Imagine if objects that you use on a daily basis, such as your toothbrush and your smartphone, could one day help detect serious medical conditions including Alzheimer’s and caner. While it may seem like something straight out of science-fiction movie, a future in which our mobile devices and products found around the house alert us to health issues might not be that far away. That’s because Oxford Nanopore Technologies – a firm renowned for creating palm-sized nanopore detectors and who developed the MinION, a USB gene sequencer - want to get each of our DNA online. Clive Brown, the chief technology officer at Oxford Nanopore, said: "Our big dream is to move towards self-quantification, and we're going to make a version that works on handheld mobile phones.
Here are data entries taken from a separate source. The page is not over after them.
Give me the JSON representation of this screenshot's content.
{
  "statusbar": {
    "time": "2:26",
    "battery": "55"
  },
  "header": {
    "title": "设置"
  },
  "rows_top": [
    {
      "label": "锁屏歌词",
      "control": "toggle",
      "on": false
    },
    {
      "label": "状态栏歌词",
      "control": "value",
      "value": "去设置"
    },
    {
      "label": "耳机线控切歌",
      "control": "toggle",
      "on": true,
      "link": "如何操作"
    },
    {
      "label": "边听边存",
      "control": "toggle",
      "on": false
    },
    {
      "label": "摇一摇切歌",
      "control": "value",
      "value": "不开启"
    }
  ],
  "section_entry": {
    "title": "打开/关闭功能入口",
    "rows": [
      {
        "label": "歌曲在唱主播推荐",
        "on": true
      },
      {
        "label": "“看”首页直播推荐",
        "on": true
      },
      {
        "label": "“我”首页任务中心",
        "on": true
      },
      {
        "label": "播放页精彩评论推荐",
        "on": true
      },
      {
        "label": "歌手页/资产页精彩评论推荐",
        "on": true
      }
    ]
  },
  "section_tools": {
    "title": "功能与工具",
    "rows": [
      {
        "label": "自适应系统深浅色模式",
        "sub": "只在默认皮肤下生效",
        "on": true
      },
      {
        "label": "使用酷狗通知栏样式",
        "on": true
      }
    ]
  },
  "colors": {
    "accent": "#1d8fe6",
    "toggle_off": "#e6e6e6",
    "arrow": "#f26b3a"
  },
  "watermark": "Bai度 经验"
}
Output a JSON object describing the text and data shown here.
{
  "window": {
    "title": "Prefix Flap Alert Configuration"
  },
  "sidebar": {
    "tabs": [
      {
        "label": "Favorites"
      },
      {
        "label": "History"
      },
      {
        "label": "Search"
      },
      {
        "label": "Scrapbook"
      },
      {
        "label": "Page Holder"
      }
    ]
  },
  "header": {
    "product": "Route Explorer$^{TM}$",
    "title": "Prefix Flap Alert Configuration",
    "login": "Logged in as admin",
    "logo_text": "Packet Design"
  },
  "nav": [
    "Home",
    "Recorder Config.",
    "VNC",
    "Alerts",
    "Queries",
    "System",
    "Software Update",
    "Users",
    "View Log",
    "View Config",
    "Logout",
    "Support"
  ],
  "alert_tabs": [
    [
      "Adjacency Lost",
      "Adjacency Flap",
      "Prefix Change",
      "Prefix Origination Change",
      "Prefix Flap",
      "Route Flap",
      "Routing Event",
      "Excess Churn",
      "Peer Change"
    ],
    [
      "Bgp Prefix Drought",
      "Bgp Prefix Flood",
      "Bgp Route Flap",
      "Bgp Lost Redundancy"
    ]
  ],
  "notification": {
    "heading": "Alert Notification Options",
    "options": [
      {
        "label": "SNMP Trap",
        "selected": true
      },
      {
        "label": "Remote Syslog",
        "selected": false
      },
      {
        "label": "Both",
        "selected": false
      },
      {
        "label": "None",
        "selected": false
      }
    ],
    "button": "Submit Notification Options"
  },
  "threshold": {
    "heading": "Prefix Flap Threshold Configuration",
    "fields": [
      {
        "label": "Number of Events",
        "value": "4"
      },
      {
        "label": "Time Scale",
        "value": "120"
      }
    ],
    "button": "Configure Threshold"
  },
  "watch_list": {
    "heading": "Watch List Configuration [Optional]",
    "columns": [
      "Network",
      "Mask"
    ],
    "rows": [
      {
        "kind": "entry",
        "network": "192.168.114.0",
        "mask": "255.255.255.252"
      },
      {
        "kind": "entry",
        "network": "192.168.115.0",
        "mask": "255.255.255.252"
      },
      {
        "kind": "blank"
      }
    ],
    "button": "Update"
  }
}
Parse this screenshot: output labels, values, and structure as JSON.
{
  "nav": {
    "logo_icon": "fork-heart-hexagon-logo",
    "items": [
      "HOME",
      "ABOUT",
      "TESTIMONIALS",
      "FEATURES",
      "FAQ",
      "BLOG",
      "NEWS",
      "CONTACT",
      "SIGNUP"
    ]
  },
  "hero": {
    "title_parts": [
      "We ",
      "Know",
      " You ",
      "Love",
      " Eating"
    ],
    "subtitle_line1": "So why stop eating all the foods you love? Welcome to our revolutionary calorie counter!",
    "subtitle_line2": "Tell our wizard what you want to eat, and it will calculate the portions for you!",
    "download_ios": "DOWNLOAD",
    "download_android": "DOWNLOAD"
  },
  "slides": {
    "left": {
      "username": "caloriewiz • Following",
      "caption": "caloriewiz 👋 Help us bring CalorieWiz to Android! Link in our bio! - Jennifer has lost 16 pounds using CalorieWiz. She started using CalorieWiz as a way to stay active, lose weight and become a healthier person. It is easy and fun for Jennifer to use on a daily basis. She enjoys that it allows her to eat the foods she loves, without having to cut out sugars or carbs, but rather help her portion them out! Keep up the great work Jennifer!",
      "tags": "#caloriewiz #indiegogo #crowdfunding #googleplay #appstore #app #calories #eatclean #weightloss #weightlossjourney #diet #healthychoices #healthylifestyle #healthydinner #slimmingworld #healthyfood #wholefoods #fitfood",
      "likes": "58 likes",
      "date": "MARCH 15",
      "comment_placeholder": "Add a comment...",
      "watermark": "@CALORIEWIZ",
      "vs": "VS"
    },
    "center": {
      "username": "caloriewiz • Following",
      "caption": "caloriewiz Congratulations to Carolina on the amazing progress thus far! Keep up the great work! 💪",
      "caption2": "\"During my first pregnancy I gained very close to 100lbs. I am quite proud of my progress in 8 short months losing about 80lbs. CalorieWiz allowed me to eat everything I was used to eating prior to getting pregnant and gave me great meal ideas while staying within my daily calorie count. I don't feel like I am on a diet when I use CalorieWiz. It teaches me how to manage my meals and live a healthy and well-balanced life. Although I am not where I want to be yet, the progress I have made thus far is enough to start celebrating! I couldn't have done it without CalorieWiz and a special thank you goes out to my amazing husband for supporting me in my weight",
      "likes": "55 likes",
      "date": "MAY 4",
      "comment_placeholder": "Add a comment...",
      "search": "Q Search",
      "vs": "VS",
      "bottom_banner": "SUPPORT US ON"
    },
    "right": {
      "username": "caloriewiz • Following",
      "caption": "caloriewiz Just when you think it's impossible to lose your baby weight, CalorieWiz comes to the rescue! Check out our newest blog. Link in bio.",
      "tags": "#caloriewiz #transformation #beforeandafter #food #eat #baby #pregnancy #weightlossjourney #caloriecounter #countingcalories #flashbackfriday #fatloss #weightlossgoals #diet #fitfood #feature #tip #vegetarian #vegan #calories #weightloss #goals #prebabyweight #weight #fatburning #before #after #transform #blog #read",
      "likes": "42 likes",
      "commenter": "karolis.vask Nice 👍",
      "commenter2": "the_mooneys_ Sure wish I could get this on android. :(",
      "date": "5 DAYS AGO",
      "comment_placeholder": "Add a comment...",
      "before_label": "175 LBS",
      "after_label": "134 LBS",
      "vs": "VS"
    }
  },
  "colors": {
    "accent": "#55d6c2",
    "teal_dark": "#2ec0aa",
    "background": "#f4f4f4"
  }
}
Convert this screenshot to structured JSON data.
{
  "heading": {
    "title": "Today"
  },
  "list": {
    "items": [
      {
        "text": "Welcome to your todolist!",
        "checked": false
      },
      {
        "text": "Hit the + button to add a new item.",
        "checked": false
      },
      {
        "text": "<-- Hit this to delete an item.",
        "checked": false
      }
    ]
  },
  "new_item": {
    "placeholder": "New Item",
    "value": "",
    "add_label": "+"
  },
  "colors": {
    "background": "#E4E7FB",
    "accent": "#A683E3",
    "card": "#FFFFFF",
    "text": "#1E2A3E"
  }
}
It can measure your blood markers and collate that data to track changes in your daily biology.” Experts believe that fun-size nanapore sequencers contained in day-to-day objects will help with the detection of many diseases. They will allow a person’s DNS to be decoded into a digital format, which can then be compared with a genetic marker to allow for specific diseases to be spotted. Brown added: “You can run it anywhere on anything and that opens it up to other applications. We can embed it in fridges or toothbrushes as it gets smaller — it can become a ubiquitous sensing apparatus.” However, the device will be a just a self-quantification tool and not offer any medical advice. Photo credit: Oxford Nanopore Technologies